*** DATA FOR ANALYSIS ***
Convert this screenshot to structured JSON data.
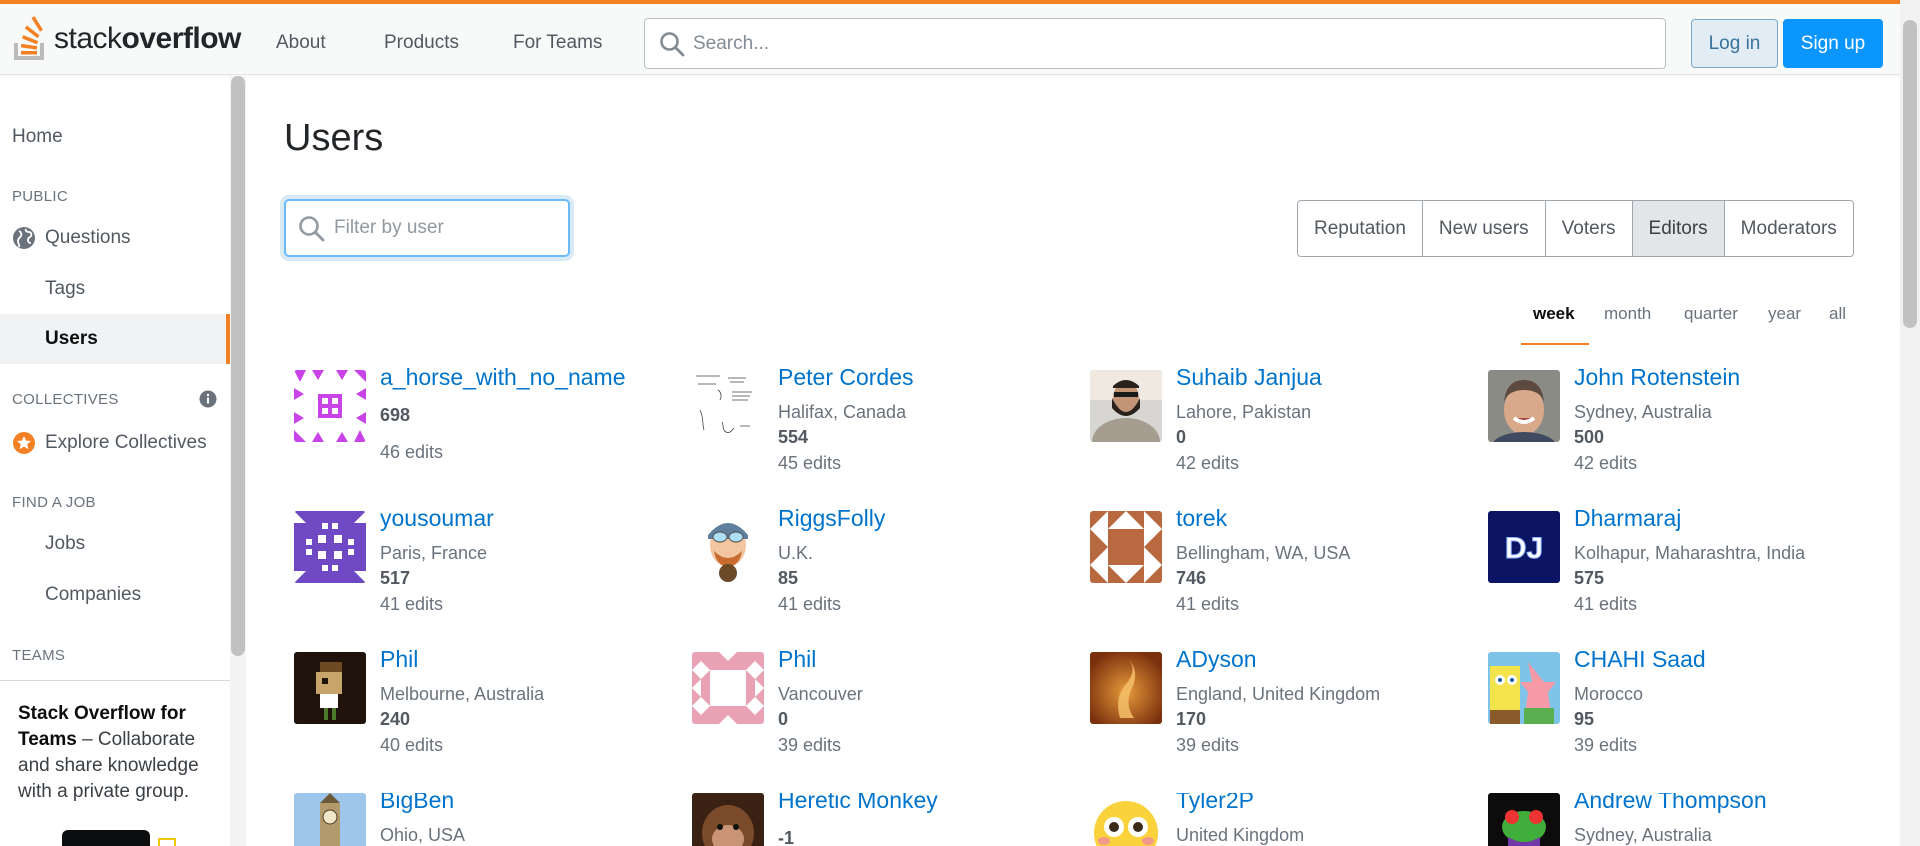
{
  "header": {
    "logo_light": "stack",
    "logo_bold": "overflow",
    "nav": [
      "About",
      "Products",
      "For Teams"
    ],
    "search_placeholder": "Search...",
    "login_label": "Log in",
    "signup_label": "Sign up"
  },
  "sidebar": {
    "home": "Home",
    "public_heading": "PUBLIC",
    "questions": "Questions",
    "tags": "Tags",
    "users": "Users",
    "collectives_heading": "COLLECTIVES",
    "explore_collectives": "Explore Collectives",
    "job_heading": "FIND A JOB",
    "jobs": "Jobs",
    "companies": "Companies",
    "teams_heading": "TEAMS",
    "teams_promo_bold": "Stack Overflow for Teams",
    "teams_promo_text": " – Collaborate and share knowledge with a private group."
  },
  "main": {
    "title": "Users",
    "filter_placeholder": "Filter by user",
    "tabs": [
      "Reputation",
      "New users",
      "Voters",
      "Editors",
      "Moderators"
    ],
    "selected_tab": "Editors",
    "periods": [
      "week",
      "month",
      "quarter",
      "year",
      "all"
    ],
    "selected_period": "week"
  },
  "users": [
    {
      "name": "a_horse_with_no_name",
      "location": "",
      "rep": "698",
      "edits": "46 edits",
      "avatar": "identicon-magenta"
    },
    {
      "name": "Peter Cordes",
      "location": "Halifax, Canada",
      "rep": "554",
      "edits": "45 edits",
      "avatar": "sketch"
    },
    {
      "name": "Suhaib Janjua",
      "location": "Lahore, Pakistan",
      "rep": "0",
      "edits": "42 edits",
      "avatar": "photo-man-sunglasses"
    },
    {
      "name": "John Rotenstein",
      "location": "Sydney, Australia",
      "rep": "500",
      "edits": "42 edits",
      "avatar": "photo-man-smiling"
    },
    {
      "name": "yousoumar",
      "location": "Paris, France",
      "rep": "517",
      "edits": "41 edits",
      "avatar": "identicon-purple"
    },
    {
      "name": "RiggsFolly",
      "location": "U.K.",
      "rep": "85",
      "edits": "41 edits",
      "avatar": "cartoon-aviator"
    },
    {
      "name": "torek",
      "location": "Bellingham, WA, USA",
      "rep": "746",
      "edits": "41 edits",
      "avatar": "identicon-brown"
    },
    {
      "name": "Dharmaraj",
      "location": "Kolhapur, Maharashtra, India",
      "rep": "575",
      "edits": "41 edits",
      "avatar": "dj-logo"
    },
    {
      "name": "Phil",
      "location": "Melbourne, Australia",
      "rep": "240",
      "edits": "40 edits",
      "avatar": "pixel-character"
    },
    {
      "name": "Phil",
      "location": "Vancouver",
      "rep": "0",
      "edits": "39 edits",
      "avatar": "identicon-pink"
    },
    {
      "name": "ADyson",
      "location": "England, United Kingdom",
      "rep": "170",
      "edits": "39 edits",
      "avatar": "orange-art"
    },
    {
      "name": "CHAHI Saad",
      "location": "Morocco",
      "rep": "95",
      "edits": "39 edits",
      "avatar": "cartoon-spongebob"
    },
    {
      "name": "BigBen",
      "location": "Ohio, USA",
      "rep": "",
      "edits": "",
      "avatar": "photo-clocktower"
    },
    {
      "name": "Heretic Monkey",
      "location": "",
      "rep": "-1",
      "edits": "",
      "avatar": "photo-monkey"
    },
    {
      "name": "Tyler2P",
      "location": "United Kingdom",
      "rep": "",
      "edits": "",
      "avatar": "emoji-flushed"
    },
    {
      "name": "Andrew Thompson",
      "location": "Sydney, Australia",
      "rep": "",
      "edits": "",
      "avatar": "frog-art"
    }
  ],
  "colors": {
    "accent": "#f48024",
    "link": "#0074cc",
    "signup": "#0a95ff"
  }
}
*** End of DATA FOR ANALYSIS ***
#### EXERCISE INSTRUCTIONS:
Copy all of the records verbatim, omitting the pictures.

#### RESULT:
Convert this screenshot to structured JSON data.
{
  "header": {
    "logo_light": "stack",
    "logo_bold": "overflow",
    "nav": [
      "About",
      "Products",
      "For Teams"
    ],
    "search_placeholder": "Search...",
    "login_label": "Log in",
    "signup_label": "Sign up"
  },
  "sidebar": {
    "home": "Home",
    "public_heading": "PUBLIC",
    "questions": "Questions",
    "tags": "Tags",
    "users": "Users",
    "collectives_heading": "COLLECTIVES",
    "explore_collectives": "Explore Collectives",
    "job_heading": "FIND A JOB",
    "jobs": "Jobs",
    "companies": "Companies",
    "teams_heading": "TEAMS",
    "teams_promo_bold": "Stack Overflow for Teams",
    "teams_promo_text": " – Collaborate and share knowledge with a private group."
  },
  "main": {
    "title": "Users",
    "filter_placeholder": "Filter by user",
    "tabs": [
      "Reputation",
      "New users",
      "Voters",
      "Editors",
      "Moderators"
    ],
    "selected_tab": "Editors",
    "periods": [
      "week",
      "month",
      "quarter",
      "year",
      "all"
    ],
    "selected_period": "week"
  },
  "users": [
    {
      "name": "a_horse_with_no_name",
      "location": "",
      "rep": "698",
      "edits": "46 edits",
      "avatar": "identicon-magenta"
    },
    {
      "name": "Peter Cordes",
      "location": "Halifax, Canada",
      "rep": "554",
      "edits": "45 edits",
      "avatar": "sketch"
    },
    {
      "name": "Suhaib Janjua",
      "location": "Lahore, Pakistan",
      "rep": "0",
      "edits": "42 edits",
      "avatar": "photo-man-sunglasses"
    },
    {
      "name": "John Rotenstein",
      "location": "Sydney, Australia",
      "rep": "500",
      "edits": "42 edits",
      "avatar": "photo-man-smiling"
    },
    {
      "name": "yousoumar",
      "location": "Paris, France",
      "rep": "517",
      "edits": "41 edits",
      "avatar": "identicon-purple"
    },
    {
      "name": "RiggsFolly",
      "location": "U.K.",
      "rep": "85",
      "edits": "41 edits",
      "avatar": "cartoon-aviator"
    },
    {
      "name": "torek",
      "location": "Bellingham, WA, USA",
      "rep": "746",
      "edits": "41 edits",
      "avatar": "identicon-brown"
    },
    {
      "name": "Dharmaraj",
      "location": "Kolhapur, Maharashtra, India",
      "rep": "575",
      "edits": "41 edits",
      "avatar": "dj-logo"
    },
    {
      "name": "Phil",
      "location": "Melbourne, Australia",
      "rep": "240",
      "edits": "40 edits",
      "avatar": "pixel-character"
    },
    {
      "name": "Phil",
      "location": "Vancouver",
      "rep": "0",
      "edits": "39 edits",
      "avatar": "identicon-pink"
    },
    {
      "name": "ADyson",
      "location": "England, United Kingdom",
      "rep": "170",
      "edits": "39 edits",
      "avatar": "orange-art"
    },
    {
      "name": "CHAHI Saad",
      "location": "Morocco",
      "rep": "95",
      "edits": "39 edits",
      "avatar": "cartoon-spongebob"
    },
    {
      "name": "BigBen",
      "location": "Ohio, USA",
      "rep": "",
      "edits": "",
      "avatar": "photo-clocktower"
    },
    {
      "name": "Heretic Monkey",
      "location": "",
      "rep": "-1",
      "edits": "",
      "avatar": "photo-monkey"
    },
    {
      "name": "Tyler2P",
      "location": "United Kingdom",
      "rep": "",
      "edits": "",
      "avatar": "emoji-flushed"
    },
    {
      "name": "Andrew Thompson",
      "location": "Sydney, Australia",
      "rep": "",
      "edits": "",
      "avatar": "frog-art"
    }
  ],
  "colors": {
    "accent": "#f48024",
    "link": "#0074cc",
    "signup": "#0a95ff"
  }
}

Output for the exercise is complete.